A famous resident of the TAS list, this album mixes beautiful music with lovely, solid piano tone, the best of both worlds for audiophiles. A friend of mine tells me that Kamiya plays this piece exactly the way Horowitz did, and that’s probably a good thing. Good luck finding a Horowitz recording that sounds like this.
You will have a hard time finding a better recording of solo piano than this. It’s one of the all time great Direct-to-Disc recordings.
An undiscovered gem from 1967 on 360 Columbia! Side two of this record blew our minds with its White Hot Stamper sound. Musically and sonically this record is nothing short of wonderful. Who knew? You could play fifty vintage piano recordings and not find one as good as this!
Tchaicovsky, Liszt, Beethoven, Debussy, Mozart — these shorter pieces and excerpts were composed by those with the greatest gift for melody, men who’ve produced works that have stood the test of time, enchanting audiences over the centuries with works of such beauty and charm. (more…)
Interesting record.
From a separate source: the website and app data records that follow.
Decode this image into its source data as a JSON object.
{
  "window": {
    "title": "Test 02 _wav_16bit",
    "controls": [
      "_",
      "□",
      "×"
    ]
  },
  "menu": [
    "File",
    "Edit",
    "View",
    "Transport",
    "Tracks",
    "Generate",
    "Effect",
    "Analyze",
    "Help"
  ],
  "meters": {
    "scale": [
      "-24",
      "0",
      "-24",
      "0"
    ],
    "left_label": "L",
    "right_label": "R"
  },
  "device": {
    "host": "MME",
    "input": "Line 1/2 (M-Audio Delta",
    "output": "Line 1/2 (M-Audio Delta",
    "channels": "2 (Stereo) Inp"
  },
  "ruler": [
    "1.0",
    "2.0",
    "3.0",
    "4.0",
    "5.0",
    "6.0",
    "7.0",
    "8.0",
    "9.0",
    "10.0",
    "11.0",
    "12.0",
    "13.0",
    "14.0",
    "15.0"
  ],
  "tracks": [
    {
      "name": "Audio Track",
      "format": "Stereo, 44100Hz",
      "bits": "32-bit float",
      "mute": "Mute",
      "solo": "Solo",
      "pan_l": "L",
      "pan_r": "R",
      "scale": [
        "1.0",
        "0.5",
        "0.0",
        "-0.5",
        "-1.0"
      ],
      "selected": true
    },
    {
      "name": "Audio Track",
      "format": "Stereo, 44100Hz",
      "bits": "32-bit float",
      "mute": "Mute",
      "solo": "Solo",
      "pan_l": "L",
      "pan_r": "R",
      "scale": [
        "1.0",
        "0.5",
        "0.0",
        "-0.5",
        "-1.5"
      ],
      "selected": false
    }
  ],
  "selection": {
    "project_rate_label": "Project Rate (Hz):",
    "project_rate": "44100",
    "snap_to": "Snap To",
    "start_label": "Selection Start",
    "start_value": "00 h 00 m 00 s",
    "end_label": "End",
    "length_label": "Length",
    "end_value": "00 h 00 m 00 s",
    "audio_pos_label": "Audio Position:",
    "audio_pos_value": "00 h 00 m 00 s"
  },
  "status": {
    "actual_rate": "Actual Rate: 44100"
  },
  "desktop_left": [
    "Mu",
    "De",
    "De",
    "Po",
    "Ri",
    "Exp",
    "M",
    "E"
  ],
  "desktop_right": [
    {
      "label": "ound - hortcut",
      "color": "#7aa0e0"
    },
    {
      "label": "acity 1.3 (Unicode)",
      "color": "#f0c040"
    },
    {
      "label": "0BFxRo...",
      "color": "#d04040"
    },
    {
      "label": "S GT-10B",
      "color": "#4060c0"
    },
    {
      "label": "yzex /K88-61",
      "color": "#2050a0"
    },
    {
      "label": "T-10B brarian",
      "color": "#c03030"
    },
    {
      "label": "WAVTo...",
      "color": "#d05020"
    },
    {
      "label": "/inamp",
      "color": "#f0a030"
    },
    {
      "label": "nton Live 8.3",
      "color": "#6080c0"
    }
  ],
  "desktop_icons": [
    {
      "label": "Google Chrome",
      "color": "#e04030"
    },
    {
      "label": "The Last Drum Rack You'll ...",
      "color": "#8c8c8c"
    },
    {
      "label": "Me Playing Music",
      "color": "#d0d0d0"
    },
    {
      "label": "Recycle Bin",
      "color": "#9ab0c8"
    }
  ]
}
The first side sounds about like what one would expect from an old Columbia six-eye mono piano recording — not bad but not particularly good either, with a tonally correct but rather small and distant piano in the middle of a big room.
Imagine our surprise and delight when we flipped the record over and heard a shockingly ROBUST, CLEAR and PRESENT piano, sounding pretty much — if one were to close one’s eyes — like a real piano in a practice hall. We call it at least Super Hot Stamper sound. Without more copies to compare it to, this may be for all practical purposes As Good As It Gets.
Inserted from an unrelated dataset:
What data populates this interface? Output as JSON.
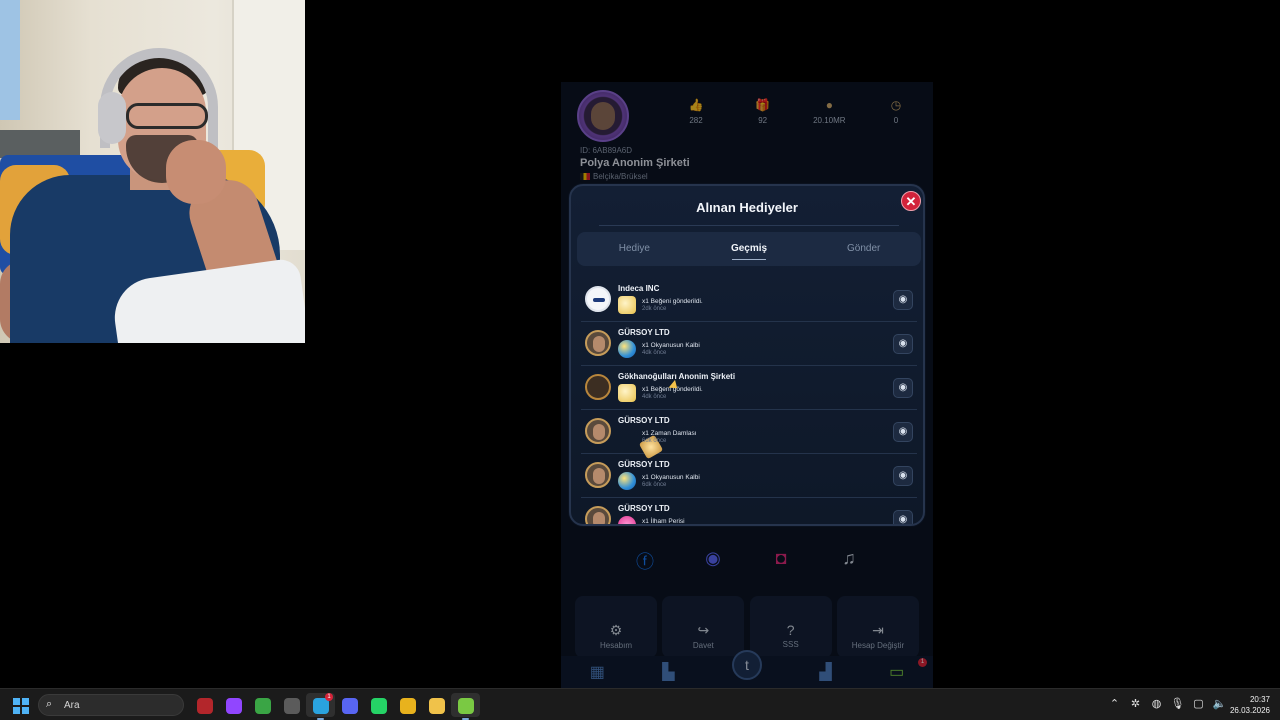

We are not always enamored of original vintage pressings, but in this case, on at least side two, we heard the sound we were looking for. It’s doubtful we would hear that sound on many of the reissues. We’ve played a few and they sure never sounded like this!(more…)
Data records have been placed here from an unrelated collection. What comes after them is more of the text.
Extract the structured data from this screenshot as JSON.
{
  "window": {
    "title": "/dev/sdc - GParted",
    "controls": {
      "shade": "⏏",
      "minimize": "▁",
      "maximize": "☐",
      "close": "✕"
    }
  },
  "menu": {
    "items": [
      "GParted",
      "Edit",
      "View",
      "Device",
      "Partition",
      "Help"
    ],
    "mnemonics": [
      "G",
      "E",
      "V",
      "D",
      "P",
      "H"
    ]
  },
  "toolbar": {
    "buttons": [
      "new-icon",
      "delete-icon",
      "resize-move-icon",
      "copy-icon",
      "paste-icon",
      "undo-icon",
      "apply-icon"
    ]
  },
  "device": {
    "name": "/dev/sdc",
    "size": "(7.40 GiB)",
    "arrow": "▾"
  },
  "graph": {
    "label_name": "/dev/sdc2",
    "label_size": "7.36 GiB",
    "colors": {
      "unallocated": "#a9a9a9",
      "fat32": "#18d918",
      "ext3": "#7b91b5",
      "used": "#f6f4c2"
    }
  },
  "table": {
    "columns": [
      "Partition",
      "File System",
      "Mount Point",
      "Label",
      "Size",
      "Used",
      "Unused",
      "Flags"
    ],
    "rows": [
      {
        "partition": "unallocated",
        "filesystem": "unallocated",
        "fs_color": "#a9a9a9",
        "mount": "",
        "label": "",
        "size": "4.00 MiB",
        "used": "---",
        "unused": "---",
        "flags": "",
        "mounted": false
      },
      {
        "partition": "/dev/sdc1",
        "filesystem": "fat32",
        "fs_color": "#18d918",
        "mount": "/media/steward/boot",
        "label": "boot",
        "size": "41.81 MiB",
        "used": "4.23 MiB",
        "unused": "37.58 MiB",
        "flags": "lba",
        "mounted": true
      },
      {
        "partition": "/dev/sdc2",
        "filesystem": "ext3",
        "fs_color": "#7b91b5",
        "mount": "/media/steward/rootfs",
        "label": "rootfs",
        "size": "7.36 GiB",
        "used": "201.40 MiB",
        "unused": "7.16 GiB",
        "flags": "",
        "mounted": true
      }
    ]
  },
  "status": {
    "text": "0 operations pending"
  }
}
This London Whiteback pressing of CS 6173 has SUPERB SOUND! Like its brother, CS 6172, recorded by Richter in 1954, probably on the same day, the sound of this early stereo 2 mic recording is amazingly spacious and rich.
The original Large Tulip early pressings are the best on this record, right?
Nope. It’s just another Record Myth, as explained in the commentary for our recent Hot Stamper 2-pack. That pair of pressings was all the proof we required to back up our contention that either label can be the best on this classic DG recording. Original is better? Again, not so much. Original can be better fits more with our experience.
To pull off this kind of Mind Boggling sound from start to finish we combined an amazing side one on the Large Tulips label with an amazing side two on the Small Tulips label. And what a finish — side two earned a grade of A+++, being a full step above even our hottest other side two, and we played a lot of copies, more than a dozen in fact. (more…)
Classical music is unquestionably the ultimate test for proper turntable/arm/cartridge set-up. The Liszt recording you see pictured is a superb choice for adjusting tracking weight, VTA, azimuth and the like.
One of the reasons $10,000+ front ends exist is to play large scale, complex, difficult-to-reproduce music such as Liszt’s two piano concertos. You don’t need to spend that kind of money to play this record, but if you choose to, it would surely be the kind of record that can show you the sound your tens of thousands of dollars has paid for.
It has been my experience that cheap tables more often than not collapse completely under the weight of a mighty record such as this. (more…)